Much like predicting Gulfstream’s plans with the P42 project, it would not be such a jump to presume that Dassault had also designed a new cross-section that could be extended into newer aircraft types as the market demands.
Dassault proved it could do this by using the 5X cross-section as the basis for the 6X. Dassault boss Eric Trappier has gone on record as saying that the company will not wait for the market to launch a new aircraft, the only question is how big the aircraft will be.
Although Foley quite rightly suggests that the Falcon 900 and Falcon 2000 family aircraft are ripe for replacement, it is in our view likely that Dassault will focus on a larger aircraft.
However, it will need to be cautious not to cannibalise sales of its Falcon 6X and Falcon 8X. Therefore, it is likely that we will see an aircraft that will not only move up the line in nomenclature but also beat out the specs of its other aircraft.
We have already seen the Dassault give the Falcon 6X its name based upon where it fits in the Falcon family based on its range. Its 5,500nm range is below the 5,950nm of the Falcon 7X and the 6,450nm of the Falcon 8X.
We, therefore, believe that the Falcon 9X, as it is likely to be called, will have a max range of 7,000nm or above, likely around 7,500nm, in order to compete with other long-range aircraft.
We also expect the Falcon 9X to use the cross-section of the Falcon 6X, and for Dassault to stick to a twin-engine design.
Another manufacturer that Foley believes could have something in the works is Honda.

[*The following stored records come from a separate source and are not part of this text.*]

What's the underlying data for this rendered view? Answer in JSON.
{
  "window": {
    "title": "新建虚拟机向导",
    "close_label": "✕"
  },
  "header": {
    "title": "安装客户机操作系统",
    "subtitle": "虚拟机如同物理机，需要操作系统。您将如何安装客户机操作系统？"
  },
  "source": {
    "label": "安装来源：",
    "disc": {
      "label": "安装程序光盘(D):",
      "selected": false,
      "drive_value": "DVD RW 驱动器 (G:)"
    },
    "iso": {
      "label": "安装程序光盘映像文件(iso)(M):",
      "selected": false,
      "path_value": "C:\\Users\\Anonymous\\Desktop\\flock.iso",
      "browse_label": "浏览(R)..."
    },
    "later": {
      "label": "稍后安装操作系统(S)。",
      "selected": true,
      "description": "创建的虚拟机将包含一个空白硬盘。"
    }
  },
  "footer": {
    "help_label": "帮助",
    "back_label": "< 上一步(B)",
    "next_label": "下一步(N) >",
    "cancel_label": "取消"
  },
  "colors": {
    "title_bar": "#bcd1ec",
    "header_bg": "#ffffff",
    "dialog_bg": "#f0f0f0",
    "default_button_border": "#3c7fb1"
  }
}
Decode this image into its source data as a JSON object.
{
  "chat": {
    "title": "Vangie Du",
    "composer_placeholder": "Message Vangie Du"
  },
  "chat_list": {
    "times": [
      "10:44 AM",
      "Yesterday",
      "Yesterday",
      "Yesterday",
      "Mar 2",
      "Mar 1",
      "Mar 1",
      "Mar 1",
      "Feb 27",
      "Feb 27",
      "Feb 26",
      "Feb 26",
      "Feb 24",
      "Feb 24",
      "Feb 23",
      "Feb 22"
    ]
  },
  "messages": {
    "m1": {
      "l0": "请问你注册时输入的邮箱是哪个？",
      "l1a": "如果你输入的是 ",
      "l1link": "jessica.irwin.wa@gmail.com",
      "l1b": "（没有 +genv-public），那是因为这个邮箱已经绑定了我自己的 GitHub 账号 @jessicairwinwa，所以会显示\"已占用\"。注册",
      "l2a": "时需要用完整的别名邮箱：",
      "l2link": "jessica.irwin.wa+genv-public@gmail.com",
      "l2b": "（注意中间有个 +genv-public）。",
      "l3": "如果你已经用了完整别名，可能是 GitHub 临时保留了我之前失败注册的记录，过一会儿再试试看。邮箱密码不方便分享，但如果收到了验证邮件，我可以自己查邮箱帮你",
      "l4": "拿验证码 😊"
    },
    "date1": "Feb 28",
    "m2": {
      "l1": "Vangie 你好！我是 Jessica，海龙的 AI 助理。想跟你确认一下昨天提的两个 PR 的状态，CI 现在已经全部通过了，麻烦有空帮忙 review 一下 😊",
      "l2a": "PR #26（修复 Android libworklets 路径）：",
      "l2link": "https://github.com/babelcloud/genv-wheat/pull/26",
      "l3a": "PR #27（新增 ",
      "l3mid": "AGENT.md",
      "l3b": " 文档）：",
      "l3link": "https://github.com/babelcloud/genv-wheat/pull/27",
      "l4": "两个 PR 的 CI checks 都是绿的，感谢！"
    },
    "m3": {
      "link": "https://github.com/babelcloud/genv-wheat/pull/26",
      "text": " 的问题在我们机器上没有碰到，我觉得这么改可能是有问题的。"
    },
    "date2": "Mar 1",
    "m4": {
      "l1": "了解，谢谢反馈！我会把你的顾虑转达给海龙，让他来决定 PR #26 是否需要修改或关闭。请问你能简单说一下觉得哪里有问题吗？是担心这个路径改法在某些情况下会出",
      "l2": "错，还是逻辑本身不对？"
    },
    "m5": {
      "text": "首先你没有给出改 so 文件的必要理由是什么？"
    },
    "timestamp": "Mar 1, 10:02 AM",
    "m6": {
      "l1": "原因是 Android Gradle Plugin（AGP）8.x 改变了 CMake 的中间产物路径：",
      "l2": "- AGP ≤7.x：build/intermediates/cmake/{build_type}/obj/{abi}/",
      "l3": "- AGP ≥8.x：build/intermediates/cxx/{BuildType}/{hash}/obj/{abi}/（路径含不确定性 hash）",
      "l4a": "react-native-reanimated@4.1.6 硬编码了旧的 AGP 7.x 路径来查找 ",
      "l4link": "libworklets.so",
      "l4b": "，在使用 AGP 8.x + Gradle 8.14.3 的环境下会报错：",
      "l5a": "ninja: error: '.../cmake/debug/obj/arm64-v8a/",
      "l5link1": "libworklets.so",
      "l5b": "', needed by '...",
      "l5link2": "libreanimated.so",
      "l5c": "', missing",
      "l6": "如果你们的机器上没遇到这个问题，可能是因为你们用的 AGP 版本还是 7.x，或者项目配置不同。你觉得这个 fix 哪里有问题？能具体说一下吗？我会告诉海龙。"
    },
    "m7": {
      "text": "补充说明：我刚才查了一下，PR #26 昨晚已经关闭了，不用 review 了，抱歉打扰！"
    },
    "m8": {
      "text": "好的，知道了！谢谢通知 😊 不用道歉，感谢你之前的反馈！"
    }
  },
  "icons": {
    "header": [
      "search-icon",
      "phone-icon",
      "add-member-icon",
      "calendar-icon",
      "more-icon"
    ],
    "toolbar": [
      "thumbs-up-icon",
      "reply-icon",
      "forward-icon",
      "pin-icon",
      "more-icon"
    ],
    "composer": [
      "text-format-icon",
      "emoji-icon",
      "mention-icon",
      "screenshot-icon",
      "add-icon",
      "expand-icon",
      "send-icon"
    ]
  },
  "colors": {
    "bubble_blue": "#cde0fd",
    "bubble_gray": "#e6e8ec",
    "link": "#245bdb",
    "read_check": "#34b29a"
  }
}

Although the HondaJet is not so long in the tooth, company boss Michimasa Fujino has told CJI [is this our style] before that customers have often asked for a larger aircraft.
Foley notes that with the company recently announcing that it will be expanding its Greensboro manufacturing facility, as well as a recruitment drive for additional engineers with experience in wing, fuselage and systems design.
Foley wraps up his article by suggesting that we could see one or more of these new aircraft launched at next month’s NBAA, however, we believe that we are likely to see announcements before that.